Coping with COVID: Learning To Walk The Parallel Paths of Change17 Apr 2020, Posted by Community in
It can be overwhelming to look back on the last month or so and think about how much our lives have changed. During this COVID-19 pandemic, we find ourselves enduring countless changes as a result of this slow-moving crisis. This has become a time marked by stress, anxiety, fear, adjustment, sadness, grief, pain, courage, and hope for so many.
The challenge for all of us is how we manage these drastic changes. A powerful lesson we’ve learned in hospice is how to endure significant changes and losses. We’ve learned that to cope meaningfully with change we must both “grieve our losses” and “restore a feeling of well-being.” In other words, our task is to learn to walk the Parallel Paths of Change: Path 1: Grieving our Losses and Path 2: Restoring Well-Being.
Path 1: Grieving Our Losses
We know we’re on this path when we’re grieving and longing for the way life used to be. Another indicator we’re on this path is when we think about meaningful memories and the joys and comforts of the past. We may also have strong feelings of sadness, loneliness, and pain.
To walk this path takes courage, patience, and compassion.
Path 2: Restoring Well-Being
We know we’re on this path when we’re learning to live life in a new way. Some call this the “new normal.” On this path we often feel like we’re struggling to manage so many real changes.
To walk this path takes grit, resilience, and hope.
Where do these paths lead?
To effectively manage change we must spend considerable time walking these parallel paths. Thankfully, both paths lead to the same destination. At first, the only sign that we’re on the right track are those brief moments when we can finally take a deep breath without feeling overwhelmed by either grief or stress. As our hope builds, we’ve grieved losses, and restored a sense of well-being, a stronger feeling will emerge. We all have different words to describe what it feels like when we get there. Some of us might describe this feeling as “a newfound meaning,” “growth,” “acceptance” or “peace.”
Be gentle and compassionate with yourself as you weave through both paths. We will get through this, together.
Content adapted from: Dual Process Model by Stroebe & Schut (1999)

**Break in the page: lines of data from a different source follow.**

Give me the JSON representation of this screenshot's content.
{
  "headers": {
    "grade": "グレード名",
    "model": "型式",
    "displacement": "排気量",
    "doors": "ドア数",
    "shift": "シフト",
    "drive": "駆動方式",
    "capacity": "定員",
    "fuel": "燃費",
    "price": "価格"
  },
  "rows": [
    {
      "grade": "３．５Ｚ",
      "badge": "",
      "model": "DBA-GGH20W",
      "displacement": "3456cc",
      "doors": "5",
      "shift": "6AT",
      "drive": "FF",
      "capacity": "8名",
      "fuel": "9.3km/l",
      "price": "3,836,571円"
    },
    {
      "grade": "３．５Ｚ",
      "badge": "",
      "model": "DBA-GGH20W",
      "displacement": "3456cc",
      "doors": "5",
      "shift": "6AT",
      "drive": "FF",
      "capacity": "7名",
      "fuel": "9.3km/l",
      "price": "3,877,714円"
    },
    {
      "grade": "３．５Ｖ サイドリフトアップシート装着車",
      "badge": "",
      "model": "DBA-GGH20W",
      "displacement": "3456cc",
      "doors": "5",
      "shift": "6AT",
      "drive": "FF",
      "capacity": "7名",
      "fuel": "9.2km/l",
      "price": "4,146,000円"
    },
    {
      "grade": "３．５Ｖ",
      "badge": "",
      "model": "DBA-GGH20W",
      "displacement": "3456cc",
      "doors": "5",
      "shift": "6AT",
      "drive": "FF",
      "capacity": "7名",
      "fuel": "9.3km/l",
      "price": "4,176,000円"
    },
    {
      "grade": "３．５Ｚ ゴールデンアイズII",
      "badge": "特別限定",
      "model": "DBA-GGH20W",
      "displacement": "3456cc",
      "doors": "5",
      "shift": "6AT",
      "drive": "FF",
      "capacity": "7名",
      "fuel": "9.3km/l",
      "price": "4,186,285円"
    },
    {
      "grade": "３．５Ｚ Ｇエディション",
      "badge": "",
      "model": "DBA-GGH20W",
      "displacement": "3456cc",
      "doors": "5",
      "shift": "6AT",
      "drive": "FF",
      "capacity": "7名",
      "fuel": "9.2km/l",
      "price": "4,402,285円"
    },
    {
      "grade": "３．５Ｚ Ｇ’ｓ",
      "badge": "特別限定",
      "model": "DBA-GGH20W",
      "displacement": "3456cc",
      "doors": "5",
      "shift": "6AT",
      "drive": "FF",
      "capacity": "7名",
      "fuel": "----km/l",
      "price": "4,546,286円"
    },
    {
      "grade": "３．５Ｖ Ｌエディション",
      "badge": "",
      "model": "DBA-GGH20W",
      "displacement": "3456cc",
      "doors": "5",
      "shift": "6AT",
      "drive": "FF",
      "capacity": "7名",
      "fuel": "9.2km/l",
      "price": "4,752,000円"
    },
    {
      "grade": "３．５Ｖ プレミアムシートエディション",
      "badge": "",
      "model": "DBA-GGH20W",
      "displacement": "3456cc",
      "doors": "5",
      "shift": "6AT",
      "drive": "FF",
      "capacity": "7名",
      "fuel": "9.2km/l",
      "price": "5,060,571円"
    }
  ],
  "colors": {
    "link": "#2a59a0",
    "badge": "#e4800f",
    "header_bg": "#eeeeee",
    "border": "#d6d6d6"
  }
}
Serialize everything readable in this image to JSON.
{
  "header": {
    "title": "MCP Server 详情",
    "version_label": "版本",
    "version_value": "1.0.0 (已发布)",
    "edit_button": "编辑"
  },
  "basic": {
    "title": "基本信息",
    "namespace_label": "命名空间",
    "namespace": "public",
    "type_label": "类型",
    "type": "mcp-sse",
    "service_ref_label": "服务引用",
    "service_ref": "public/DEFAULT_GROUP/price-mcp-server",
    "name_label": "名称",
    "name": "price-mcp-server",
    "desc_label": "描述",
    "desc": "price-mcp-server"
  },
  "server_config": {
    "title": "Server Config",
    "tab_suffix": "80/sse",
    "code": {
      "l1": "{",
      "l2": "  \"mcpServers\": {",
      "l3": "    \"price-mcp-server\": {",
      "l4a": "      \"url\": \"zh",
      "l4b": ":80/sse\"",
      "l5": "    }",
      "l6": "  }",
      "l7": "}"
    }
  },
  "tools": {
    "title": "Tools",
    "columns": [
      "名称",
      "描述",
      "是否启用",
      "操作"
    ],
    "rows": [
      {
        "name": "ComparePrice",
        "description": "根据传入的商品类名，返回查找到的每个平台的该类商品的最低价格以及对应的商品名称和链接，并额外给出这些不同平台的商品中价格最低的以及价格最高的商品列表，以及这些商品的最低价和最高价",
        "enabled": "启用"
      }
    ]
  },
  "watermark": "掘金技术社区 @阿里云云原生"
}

About the Author: Joshua Magariel, LCSW, is a National Director of Patient Experience at Seasons Hospice & Palliative Care. Josh specializes in grief and loss education and support as well as marriage and family therapy. Josh is a national presenter and author on creative applications of attachment theory in grief therapy. Josh earned his B.A. in Religious Studies at the University of Kansas and his MSW at the University of Denver. Josh has completed an AAMFT accredited Certificate in Marriage and Family Therapy from the Denver Family Institute. Josh is a ten-year veteran of hospice having served in patient care, bereavement, leadership, and education.